BLS Employment Situation Report: August 2012
Friday, September 07, 2012
Total employment in the U.S. grew by 96,000 positions in August, according to the Labor Department, while the unemployment rate fell from 8.3 to 8.1 percent. Employment growth was below expectations and while the unemployment rate fell, it did so mostly as a result of falling participation. Although August's was a stronger report than many throughout the summer, it showed a jobs market that is still growing slowly.
As has happened through most of the recovery, there were also strong demographic divisions in the Labor Department's numbers. In August, total employment of those with a bachelor's degree grew to 46.4 million, its highest level ever and up more than 2 million positions from when employment bottomed out in early 2010. Total employment for those with some college or an associate's degree reached 34.9 million in August, about 400,000 off from its highs in mid-2008 and up nearly 1.3 million from its 2010 lows.
Predictably, most of the employment growth in August came from those sectors in which such degrees are helpful, if not required.
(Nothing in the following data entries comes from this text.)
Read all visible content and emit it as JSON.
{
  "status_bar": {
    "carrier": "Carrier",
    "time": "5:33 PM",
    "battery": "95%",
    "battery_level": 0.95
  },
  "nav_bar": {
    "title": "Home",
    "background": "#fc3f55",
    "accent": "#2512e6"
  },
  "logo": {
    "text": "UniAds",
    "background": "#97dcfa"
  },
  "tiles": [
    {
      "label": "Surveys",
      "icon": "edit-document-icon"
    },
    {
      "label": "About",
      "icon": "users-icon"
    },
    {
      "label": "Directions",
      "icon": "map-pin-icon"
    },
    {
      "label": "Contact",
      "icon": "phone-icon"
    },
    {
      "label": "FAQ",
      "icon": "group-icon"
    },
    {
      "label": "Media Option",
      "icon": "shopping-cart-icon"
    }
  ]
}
Computer systems design and related services firms added 10,600 positions, insurance carriers added 5,900, management and technical consulting services firms added 8,700 people, and ambulatory healthcare services added 14,200 jobs. On the goods producing side of the economy, there were slight losses in many areas, but few substantial declines aside from auto-parts manufacturing, which lost 7,500 positions, or nonresidential specialty trade contractors, which lost 6,400 positions.
That job seekers are giving up on their job searches at a high rate is not a positive development. Yet, it doesn't counteract the positives of a still-growing labor force. The 96,000 jobs created are enough to balance out population growth, but not enough to meaningfully lower the general unemployment rate. At the same time, job creation for those with college degrees is at such a rate that it is meaningfully improving the unemployment rate for that category. The management, business, and financial operations unemployment rate has fallen from 4.6 percent to 3.7 percent in the last year.
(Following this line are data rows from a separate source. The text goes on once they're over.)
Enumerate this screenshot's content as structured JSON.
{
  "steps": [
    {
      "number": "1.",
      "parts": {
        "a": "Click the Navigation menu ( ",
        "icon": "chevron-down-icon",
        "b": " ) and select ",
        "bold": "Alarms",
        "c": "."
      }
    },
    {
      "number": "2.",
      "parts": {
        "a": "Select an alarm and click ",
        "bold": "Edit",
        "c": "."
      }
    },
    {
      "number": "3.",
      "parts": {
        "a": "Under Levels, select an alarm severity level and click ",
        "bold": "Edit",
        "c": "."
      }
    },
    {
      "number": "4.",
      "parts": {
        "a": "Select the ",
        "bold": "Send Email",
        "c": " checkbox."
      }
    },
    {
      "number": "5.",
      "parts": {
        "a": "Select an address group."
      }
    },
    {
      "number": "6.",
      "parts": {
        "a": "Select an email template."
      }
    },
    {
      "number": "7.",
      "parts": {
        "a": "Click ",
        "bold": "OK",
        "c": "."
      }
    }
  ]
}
In general, the Labor Department's most recent report shows a still bifurcated workforce in which those with advanced educations are finding a growing amount of opportunity while those without any college education are finding fewer and fewer opportunities. Of all of those over 25 years old, 72.4 percent with a bachelor's degree have a job today, while for those without any college, that figure fell to just 51.5 percent in August.